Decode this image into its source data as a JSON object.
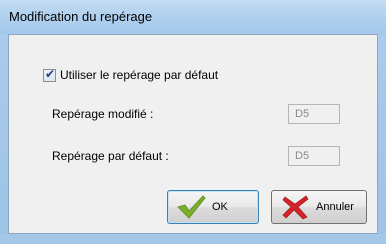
{
  "window": {
    "title": "Modification du repérage"
  },
  "options": {
    "use_default_checkbox": {
      "label": "Utiliser le repérage par défaut",
      "checked": true
    }
  },
  "fields": {
    "modified": {
      "label": "Repérage modifié :",
      "value": "D5"
    },
    "default": {
      "label": "Repérage par défaut :",
      "value": "D5"
    }
  },
  "buttons": {
    "ok_label": "OK",
    "cancel_label": "Annuler"
  },
  "icons": {
    "ok": "checkmark-icon",
    "cancel": "x-icon"
  },
  "colors": {
    "title_bar": "#b1d1ee",
    "checkmark": "#7ab02a",
    "cancel_x": "#d2232a"
  }
}
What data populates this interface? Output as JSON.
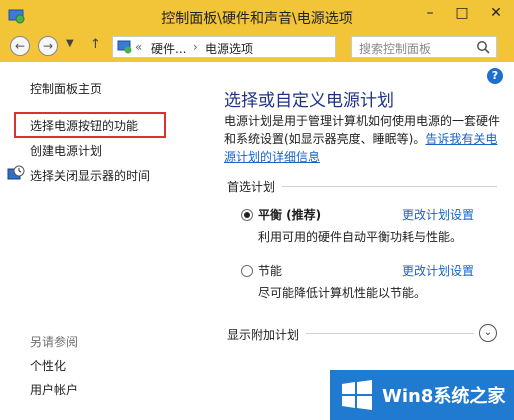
{
  "window": {
    "title": "控制面板\\硬件和声音\\电源选项"
  },
  "address": {
    "crumb_1": "硬件...",
    "separator": "›",
    "crumb_2": "电源选项"
  },
  "search": {
    "placeholder": "搜索控制面板"
  },
  "sidebar": {
    "home": "控制面板主页",
    "items": [
      {
        "label": "选择电源按钮的功能"
      },
      {
        "label": "创建电源计划"
      },
      {
        "label": "选择关闭显示器的时间"
      }
    ],
    "see_also_title": "另请参阅",
    "see_also": [
      {
        "label": "个性化"
      },
      {
        "label": "用户帐户"
      }
    ]
  },
  "main": {
    "title": "选择或自定义电源计划",
    "desc": "电源计划是用于管理计算机如何使用电源的一套硬件和系统设置(如显示器亮度、睡眠等)。",
    "desc_link": "告诉我有关电源计划的详细信息",
    "preferred_label": "首选计划",
    "plans": [
      {
        "name": "平衡 (推荐)",
        "desc": "利用可用的硬件自动平衡功耗与性能。",
        "link": "更改计划设置",
        "selected": true
      },
      {
        "name": "节能",
        "desc": "尽可能降低计算机性能以节能。",
        "link": "更改计划设置",
        "selected": false
      }
    ],
    "additional_label": "显示附加计划"
  },
  "watermark": {
    "text": "Win8系统之家"
  },
  "colors": {
    "titlebar": "#f2c437",
    "title_blue": "#1e3287",
    "link": "#1a62c5",
    "highlight": "#d9322f",
    "watermark": "#1f7ad0"
  }
}
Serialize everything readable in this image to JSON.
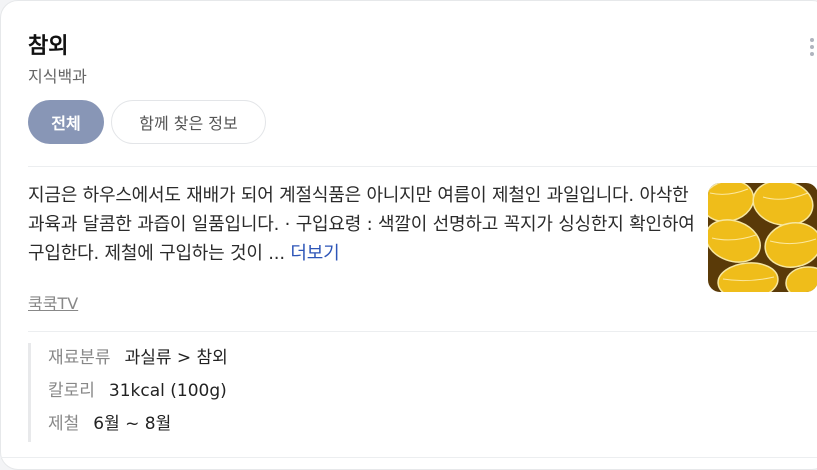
{
  "header": {
    "title": "참외",
    "subtitle": "지식백과"
  },
  "tabs": [
    {
      "label": "전체",
      "active": true
    },
    {
      "label": "함께 찾은 정보",
      "active": false
    }
  ],
  "summary": {
    "text": "지금은 하우스에서도 재배가 되어 계절식품은 아니지만 여름이 제철인 과일입니다. 아삭한 과육과 달콤한 과즙이 일품입니다. · 구입요령 : 색깔이 선명하고 꼭지가 싱싱한지 확인하여 구입한다. 제철에 구입하는 것이 ...",
    "more_label": "더보기",
    "source": "쿡쿡TV",
    "image_alt": "참외 사진"
  },
  "info": [
    {
      "label": "재료분류",
      "value": "과실류 > 참외"
    },
    {
      "label": "칼로리",
      "value": "31kcal (100g)"
    },
    {
      "label": "제철",
      "value": "6월 ~ 8월"
    }
  ],
  "colors": {
    "active_tab": "#8896b6",
    "link": "#2d55b8",
    "melon_yellow": "#f2c21d"
  },
  "icons": {
    "more": "more-vertical-icon"
  }
}
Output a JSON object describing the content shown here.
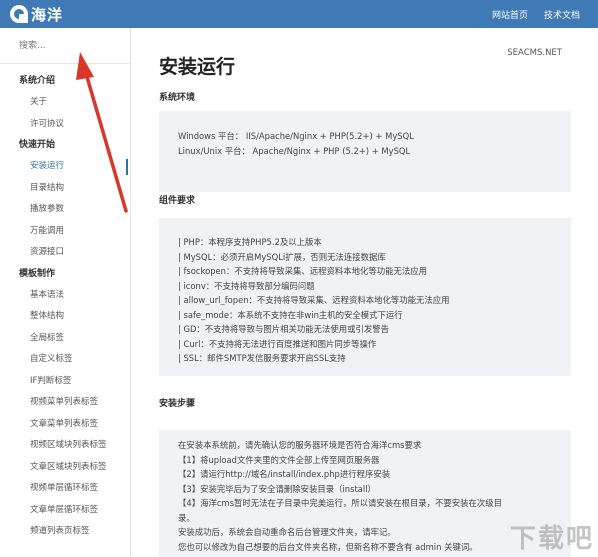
{
  "header": {
    "logo_text": "海洋",
    "nav": [
      "网站首页",
      "技术文档"
    ]
  },
  "sidebar": {
    "search_placeholder": "搜索...",
    "groups": [
      {
        "title": "系统介绍",
        "items": [
          "关于",
          "许可协议"
        ]
      },
      {
        "title": "快速开始",
        "items": [
          "安装运行",
          "目录结构",
          "播放参数",
          "万能调用",
          "资源接口"
        ]
      },
      {
        "title": "模板制作",
        "items": [
          "基本语法",
          "整体结构",
          "全局标签",
          "自定义标签",
          "IF判断标签",
          "视频菜单列表标签",
          "文章菜单列表标签",
          "视频区域块列表标签",
          "文章区域块列表标签",
          "视频单层循环标签",
          "文章单层循环标签",
          "频道列表页标签"
        ]
      }
    ],
    "active_item": "安装运行"
  },
  "main": {
    "site_tag": "SEACMS.NET",
    "title": "安装运行",
    "sections": [
      {
        "heading": "系统环境",
        "lines": [
          "Windows 平台： IIS/Apache/Nginx + PHP(5.2+) + MySQL",
          "Linux/Unix 平台： Apache/Nginx + PHP (5.2+) + MySQL"
        ]
      },
      {
        "heading": "组件要求",
        "lines": [
          "| PHP：本程序支持PHP5.2及以上版本",
          "| MySQL：必须开启MySQLi扩展，否则无法连接数据库",
          "| fsockopen：不支持将导致采集、远程资料本地化等功能无法应用",
          "| iconv：不支持将导致部分编码问题",
          "| allow_url_fopen：不支持将导致采集、远程资料本地化等功能无法应用",
          "| safe_mode：本系统不支持在非win主机的安全模式下运行",
          "| GD：不支持将导致与图片相关功能无法使用或引发警告",
          "| Curl：不支持将无法进行百度推送和图片同步等操作",
          "| SSL：邮件SMTP发信服务要求开启SSL支持"
        ]
      },
      {
        "heading": "安装步骤",
        "lines": [
          "在安装本系统前，请先确认您的服务器环境是否符合海洋cms要求",
          "【1】将upload文件夹里的文件全部上传至网页服务器",
          "【2】请运行http://域名/install/index.php进行程序安装",
          "【3】安装完毕后为了安全请删除安装目录（install）",
          "【4】海洋cms暂时无法在子目录中完美运行，所以请安装在根目录，不要安装在次级目",
          "录。",
          "安装成功后，系统会自动重命名后台管理文件夹，请牢记。",
          "您也可以修改为自己想要的后台文件夹名称，但新名称不要含有 admin 关键词。"
        ]
      }
    ]
  },
  "overlay": {
    "watermark_text": "下载吧",
    "arrow_color": "#d9372b"
  }
}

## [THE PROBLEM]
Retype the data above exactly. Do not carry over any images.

## [RESPONSE AREA]
Decode this image into its source data as a JSON object.
{
  "window": {
    "title": "Modification du repérage"
  },
  "options": {
    "use_default_checkbox": {
      "label": "Utiliser le repérage par défaut",
      "checked": true
    }
  },
  "fields": {
    "modified": {
      "label": "Repérage modifié :",
      "value": "D5"
    },
    "default": {
      "label": "Repérage par défaut :",
      "value": "D5"
    }
  },
  "buttons": {
    "ok_label": "OK",
    "cancel_label": "Annuler"
  },
  "icons": {
    "ok": "checkmark-icon",
    "cancel": "x-icon"
  },
  "colors": {
    "title_bar": "#b1d1ee",
    "checkmark": "#7ab02a",
    "cancel_x": "#d2232a"
  }
}
What data populates this interface? Output as JSON.
{
  "window": {
    "title": "控制面板\\硬件和声音\\电源选项"
  },
  "address": {
    "crumb_1": "硬件...",
    "separator": "›",
    "crumb_2": "电源选项"
  },
  "search": {
    "placeholder": "搜索控制面板"
  },
  "sidebar": {
    "home": "控制面板主页",
    "items": [
      {
        "label": "选择电源按钮的功能"
      },
      {
        "label": "创建电源计划"
      },
      {
        "label": "选择关闭显示器的时间"
      }
    ],
    "see_also_title": "另请参阅",
    "see_also": [
      {
        "label": "个性化"
      },
      {
        "label": "用户帐户"
      }
    ]
  },
  "main": {
    "title": "选择或自定义电源计划",
    "desc": "电源计划是用于管理计算机如何使用电源的一套硬件和系统设置(如显示器亮度、睡眠等)。",
    "desc_link": "告诉我有关电源计划的详细信息",
    "preferred_label": "首选计划",
    "plans": [
      {
        "name": "平衡 (推荐)",
        "desc": "利用可用的硬件自动平衡功耗与性能。",
        "link": "更改计划设置",
        "selected": true
      },
      {
        "name": "节能",
        "desc": "尽可能降低计算机性能以节能。",
        "link": "更改计划设置",
        "selected": false
      }
    ],
    "additional_label": "显示附加计划"
  },
  "watermark": {
    "text": "Win8系统之家"
  },
  "colors": {
    "titlebar": "#f2c437",
    "title_blue": "#1e3287",
    "link": "#1a62c5",
    "highlight": "#d9322f",
    "watermark": "#1f7ad0"
  }
}
Serialize everything readable in this image to JSON.
{
  "header": {
    "title": "참외",
    "subtitle": "지식백과"
  },
  "tabs": [
    {
      "label": "전체",
      "active": true
    },
    {
      "label": "함께 찾은 정보",
      "active": false
    }
  ],
  "summary": {
    "text": "지금은 하우스에서도 재배가 되어 계절식품은 아니지만 여름이 제철인 과일입니다. 아삭한 과육과 달콤한 과즙이 일품입니다. · 구입요령 : 색깔이 선명하고 꼭지가 싱싱한지 확인하여 구입한다. 제철에 구입하는 것이 ...",
    "more_label": "더보기",
    "source": "쿡쿡TV",
    "image_alt": "참외 사진"
  },
  "info": [
    {
      "label": "재료분류",
      "value": "과실류 > 참외"
    },
    {
      "label": "칼로리",
      "value": "31kcal (100g)"
    },
    {
      "label": "제철",
      "value": "6월 ~ 8월"
    }
  ],
  "colors": {
    "active_tab": "#8896b6",
    "link": "#2d55b8",
    "melon_yellow": "#f2c21d"
  },
  "icons": {
    "more": "more-vertical-icon"
  }
}
Output a JSON object describing the content shown here.
{
  "header": {
    "logo_text": "海洋",
    "nav": [
      "网站首页",
      "技术文档"
    ]
  },
  "sidebar": {
    "search_placeholder": "搜索...",
    "groups": [
      {
        "title": "系统介绍",
        "items": [
          "关于",
          "许可协议"
        ]
      },
      {
        "title": "快速开始",
        "items": [
          "安装运行",
          "目录结构",
          "播放参数",
          "万能调用",
          "资源接口"
        ]
      },
      {
        "title": "模板制作",
        "items": [
          "基本语法",
          "整体结构",
          "全局标签",
          "自定义标签",
          "IF判断标签",
          "视频菜单列表标签",
          "文章菜单列表标签",
          "视频区域块列表标签",
          "文章区域块列表标签",
          "视频单层循环标签",
          "文章单层循环标签",
          "频道列表页标签"
        ]
      }
    ],
    "active_item": "安装运行"
  },
  "main": {
    "site_tag": "SEACMS.NET",
    "title": "安装运行",
    "sections": [
      {
        "heading": "系统环境",
        "lines": [
          "Windows 平台： IIS/Apache/Nginx + PHP(5.2+) + MySQL",
          "Linux/Unix 平台： Apache/Nginx + PHP (5.2+) + MySQL"
        ]
      },
      {
        "heading": "组件要求",
        "lines": [
          "| PHP：本程序支持PHP5.2及以上版本",
          "| MySQL：必须开启MySQLi扩展，否则无法连接数据库",
          "| fsockopen：不支持将导致采集、远程资料本地化等功能无法应用",
          "| iconv：不支持将导致部分编码问题",
          "| allow_url_fopen：不支持将导致采集、远程资料本地化等功能无法应用",
          "| safe_mode：本系统不支持在非win主机的安全模式下运行",
          "| GD：不支持将导致与图片相关功能无法使用或引发警告",
          "| Curl：不支持将无法进行百度推送和图片同步等操作",
          "| SSL：邮件SMTP发信服务要求开启SSL支持"
        ]
      },
      {
        "heading": "安装步骤",
        "lines": [
          "在安装本系统前，请先确认您的服务器环境是否符合海洋cms要求",
          "【1】将upload文件夹里的文件全部上传至网页服务器",
          "【2】请运行http://域名/install/index.php进行程序安装",
          "【3】安装完毕后为了安全请删除安装目录（install）",
          "【4】海洋cms暂时无法在子目录中完美运行，所以请安装在根目录，不要安装在次级目",
          "录。",
          "安装成功后，系统会自动重命名后台管理文件夹，请牢记。",
          "您也可以修改为自己想要的后台文件夹名称，但新名称不要含有 admin 关键词。"
        ]
      }
    ]
  },
  "overlay": {
    "watermark_text": "下载吧",
    "arrow_color": "#d9372b"
  }
}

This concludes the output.